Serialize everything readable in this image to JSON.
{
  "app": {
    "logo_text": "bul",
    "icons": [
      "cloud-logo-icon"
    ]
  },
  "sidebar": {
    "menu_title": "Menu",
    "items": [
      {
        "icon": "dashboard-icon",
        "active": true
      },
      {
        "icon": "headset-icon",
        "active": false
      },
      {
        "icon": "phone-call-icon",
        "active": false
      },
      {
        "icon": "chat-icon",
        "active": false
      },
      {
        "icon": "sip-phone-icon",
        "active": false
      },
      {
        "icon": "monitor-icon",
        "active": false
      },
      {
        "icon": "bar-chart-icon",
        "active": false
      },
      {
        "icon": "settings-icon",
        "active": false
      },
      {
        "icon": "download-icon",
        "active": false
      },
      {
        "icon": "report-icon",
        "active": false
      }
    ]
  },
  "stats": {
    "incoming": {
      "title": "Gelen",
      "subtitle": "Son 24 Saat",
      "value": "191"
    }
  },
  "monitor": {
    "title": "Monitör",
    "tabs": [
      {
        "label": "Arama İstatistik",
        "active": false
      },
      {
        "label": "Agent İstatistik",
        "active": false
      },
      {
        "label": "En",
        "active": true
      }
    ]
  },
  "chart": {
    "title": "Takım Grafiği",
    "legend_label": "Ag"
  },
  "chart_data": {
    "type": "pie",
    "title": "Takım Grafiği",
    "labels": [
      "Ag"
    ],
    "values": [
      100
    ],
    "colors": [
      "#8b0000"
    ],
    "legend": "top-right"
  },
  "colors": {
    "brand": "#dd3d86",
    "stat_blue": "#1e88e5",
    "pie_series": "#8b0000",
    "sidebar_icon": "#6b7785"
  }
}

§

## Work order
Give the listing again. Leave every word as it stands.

## Written reply
Serialize everything readable in this image to JSON.
{
  "app": {
    "logo_text": "bul",
    "icons": [
      "cloud-logo-icon"
    ]
  },
  "sidebar": {
    "menu_title": "Menu",
    "items": [
      {
        "icon": "dashboard-icon",
        "active": true
      },
      {
        "icon": "headset-icon",
        "active": false
      },
      {
        "icon": "phone-call-icon",
        "active": false
      },
      {
        "icon": "chat-icon",
        "active": false
      },
      {
        "icon": "sip-phone-icon",
        "active": false
      },
      {
        "icon": "monitor-icon",
        "active": false
      },
      {
        "icon": "bar-chart-icon",
        "active": false
      },
      {
        "icon": "settings-icon",
        "active": false
      },
      {
        "icon": "download-icon",
        "active": false
      },
      {
        "icon": "report-icon",
        "active": false
      }
    ]
  },
  "stats": {
    "incoming": {
      "title": "Gelen",
      "subtitle": "Son 24 Saat",
      "value": "191"
    }
  },
  "monitor": {
    "title": "Monitör",
    "tabs": [
      {
        "label": "Arama İstatistik",
        "active": false
      },
      {
        "label": "Agent İstatistik",
        "active": false
      },
      {
        "label": "En",
        "active": true
      }
    ]
  },
  "chart": {
    "title": "Takım Grafiği",
    "legend_label": "Ag"
  },
  "chart_data": {
    "type": "pie",
    "title": "Takım Grafiği",
    "labels": [
      "Ag"
    ],
    "values": [
      100
    ],
    "colors": [
      "#8b0000"
    ],
    "legend": "top-right"
  },
  "colors": {
    "brand": "#dd3d86",
    "stat_blue": "#1e88e5",
    "pie_series": "#8b0000",
    "sidebar_icon": "#6b7785"
  }
}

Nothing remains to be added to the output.